Josephine Tey's Brat Farrar
The classic mystery novel, Brat Farrar, was written by Josephine Tey, an author whose life itself was shrouded in secrecy and mystery. The real Elizabeth Mackintosh shielded her identity behind two pseudonyms – Josephine Tey and Gordon Daviot. “Shy to the point of phobia,” claims Roy, “she had few intimate friends and confided in no one”(1980, 14). She was obsessed with privacy, refusing all interviews and media requests. Even the biographical information that she provided for Who’s Who does not reveal her true identity; she is listed there as Gordon Daviot (1949, 700). Her obituary can be found under Daviot, not Mackintosh, in The New York Times (February 14, 1952).
During her lifetime, Tey was known as a dramatist; today she is famous for her 8 crime novels. These novels are still in print and very popular with mystery fans. Tey also wrote a biography, 13 short stories, and 7 radio plays.
Brat Farrar is considered one of Tey’s best novels, adapted by the BBC for a three-part television drama and chosen by The New York Times as one of the “Best Mysteries of 1950” (December 3, 1950). The idea for the story is intriguing. The parents of five children (including two sets of twins) are killed in a plane crash, leaving their offspring for a relative to raise. After the male twins turn 13, one of them commits suicide. The novel begins 8 years later when the surviving twin is about to inherit the family fortune. A stranger suddenly appears, claiming to be the deceased boy and alleging that he ran away from home 8 years earlier. The mystery gradually unfolds over the course of the novel and a sense of impending doom dominates the last half of it. Brat Farrar is an example of story-telling at its best.
Although the novel relies upon the conventions of the Golden-Age mystery, it also stretches its boundaries. Unlike many of her predecessors, Tey was interested in the psychology of characters, not just the clue-puzzle element of stories. She explored the motivations of her major characters, giving them depth and plausibility. Brat Farrar is a compelling and complex criminal, one who gains the reader’s sympathy and understanding.
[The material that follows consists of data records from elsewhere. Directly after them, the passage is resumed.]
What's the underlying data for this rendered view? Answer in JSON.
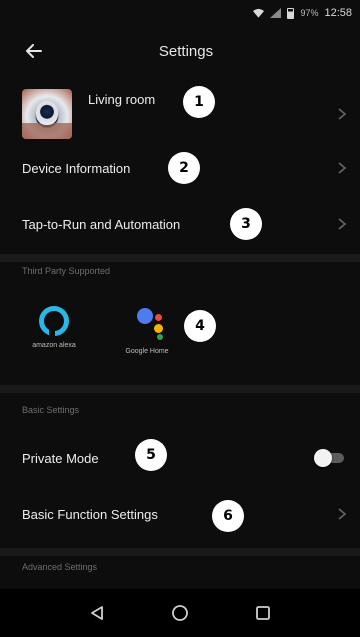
{
  "status_bar": {
    "battery_percent": "97%",
    "time": "12:58"
  },
  "header": {
    "title": "Settings"
  },
  "device": {
    "name": "Living room"
  },
  "rows": {
    "device_information": "Device Information",
    "tap_to_run": "Tap-to-Run and Automation",
    "private_mode": "Private Mode",
    "basic_function_settings": "Basic Function Settings"
  },
  "sections": {
    "third_party": "Third Party Supported",
    "basic_settings": "Basic Settings",
    "advanced_settings": "Advanced Settings"
  },
  "third_party": {
    "alexa_label": "amazon alexa",
    "google_label": "Google Home"
  },
  "private_mode_enabled": false,
  "badges": [
    "1",
    "2",
    "3",
    "4",
    "5",
    "6"
  ],
  "colors": {
    "background": "#0d0d0d",
    "badge_bg": "#ffffff",
    "alexa_blue": "#2ab7e6",
    "google_blue": "#4d7bf0",
    "google_red": "#e74c3c",
    "google_yellow": "#f4b400",
    "google_green": "#2ea44f"
  },
  "icons": {
    "back": "arrow-left-icon",
    "chevron": "chevron-right-icon",
    "nav_back": "triangle-back-icon",
    "nav_home": "circle-home-icon",
    "nav_recents": "square-recents-icon"
  }
}
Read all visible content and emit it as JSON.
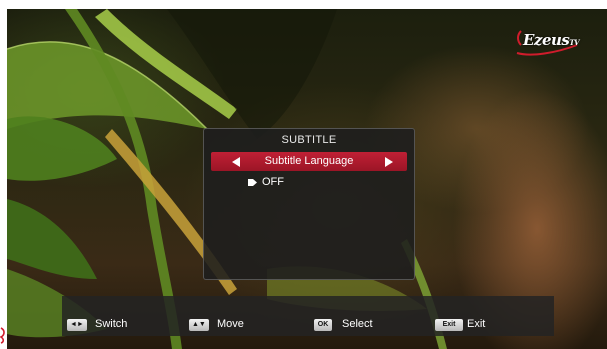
{
  "brand": {
    "logo_text": "Ezeus",
    "logo_suffix": "TV"
  },
  "dialog": {
    "title": "SUBTITLE",
    "language_label": "Subtitle Language",
    "options": [
      {
        "label": "OFF",
        "selected": true
      }
    ],
    "accent_color": "#b01b2e"
  },
  "footer": {
    "hints": [
      {
        "key": "◄►",
        "label": "Switch"
      },
      {
        "key": "▲▼",
        "label": "Move"
      },
      {
        "key": "OK",
        "label": "Select"
      },
      {
        "key": "Exit",
        "label": "Exit"
      }
    ]
  }
}
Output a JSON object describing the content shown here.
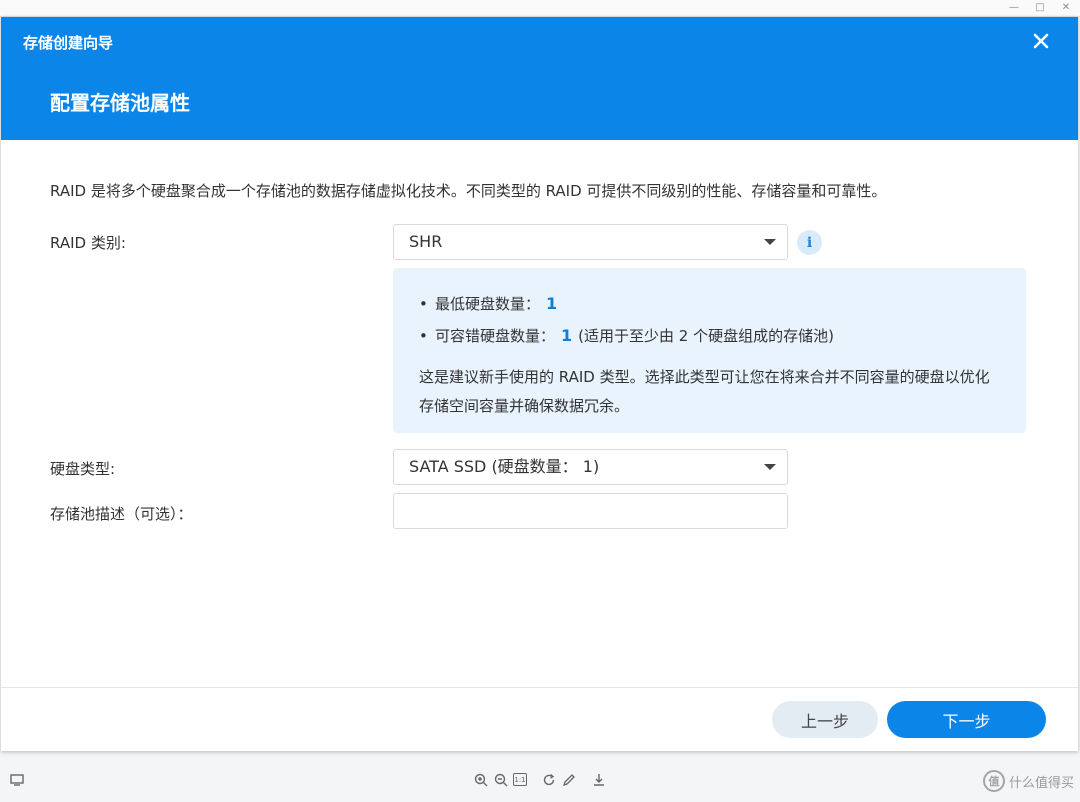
{
  "dialog": {
    "wizard_title": "存储创建向导",
    "step_title": "配置存储池属性",
    "intro": "RAID 是将多个硬盘聚合成一个存储池的数据存储虚拟化技术。不同类型的 RAID 可提供不同级别的性能、存储容量和可靠性。"
  },
  "form": {
    "raid_type": {
      "label": "RAID 类别:",
      "value": "SHR"
    },
    "disk_type": {
      "label": "硬盘类型:",
      "value": "SATA SSD (硬盘数量： 1)"
    },
    "pool_desc": {
      "label": "存储池描述（可选）：",
      "value": ""
    }
  },
  "info": {
    "min_disks": {
      "label": "最低硬盘数量：",
      "value": "1"
    },
    "fault_tolerance": {
      "label": "可容错硬盘数量：",
      "value": "1",
      "note": "(适用于至少由 2 个硬盘组成的存储池)"
    },
    "description": "这是建议新手使用的 RAID 类型。选择此类型可让您在将来合并不同容量的硬盘以优化存储空间容量并确保数据冗余。"
  },
  "buttons": {
    "prev": "上一步",
    "next": "下一步"
  },
  "toolbar": {
    "zoom_fit_label": "1:1"
  },
  "watermark": {
    "text": "什么值得买",
    "logo_text": "值"
  },
  "colors": {
    "accent": "#0b86e8",
    "info_bg": "#e8f3fd",
    "highlight": "#0b7fd8"
  }
}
Tey frequently depicted impostors, pretenders, and deceivers, portraying them with profound insight. As Roy points out, “Tey writes about the fragility of reality: Neither people nor situations are what they seem. Appearances are deceptive. Life, Tey seems to say, is illusory” (1998, 913). We spend much of the novel trying to penetrate deceptions, never sure how to judge either of the male twins.
The country house setting, typical of Golden Age mysteries, is at the center of the crime. Latchetts, the Elizabethan manor house, is the prize of the family inheritance. Ironically this pastoral setting becomes the locus of greed, revenge, and crime in Brat Farrar.
In his introduction to the book, Robert Barnard claims that Brat Farrar occupies the “hinterland” between the “novel proper” and the crime novel (1997, 8). This mystery is indeed a perfect amalgam of both genres. DuBose’s final assessment of the book is one with which most readers would agree: “Brat Farrar is the work of a mature writer with full control of her themes and her style. It is so often cited by other writers as the best Tey detective novel because it so completely meets the qualifications of a fine novel” (2000, 271).
DuBose, Martha Hailey. Women of Mystery: The Lives and Works of Notable Women Crime Novelists. New York: Thomas Dunne Books, 2000.
“Daviot, Gordon.” In Who’s Who, 700. London: Adam and Charles Black, 1949.
Roy, Alexandra Von Malotte. “Josephine Tey (1896?-1952).” In Mystery and Suspense Writers: The Literature of Crime, Detection, and Espionage, edited by Robin W. Winks, vol. 2: 911-921. New York: Charles Scribner’s Sons, 1998.
Roy, Sandra. Josephine Tey. Boston: Twayne, 1980.
Tey, Josephine. Brat Farrar. 1950. New York: Simon & Schuster, 1997.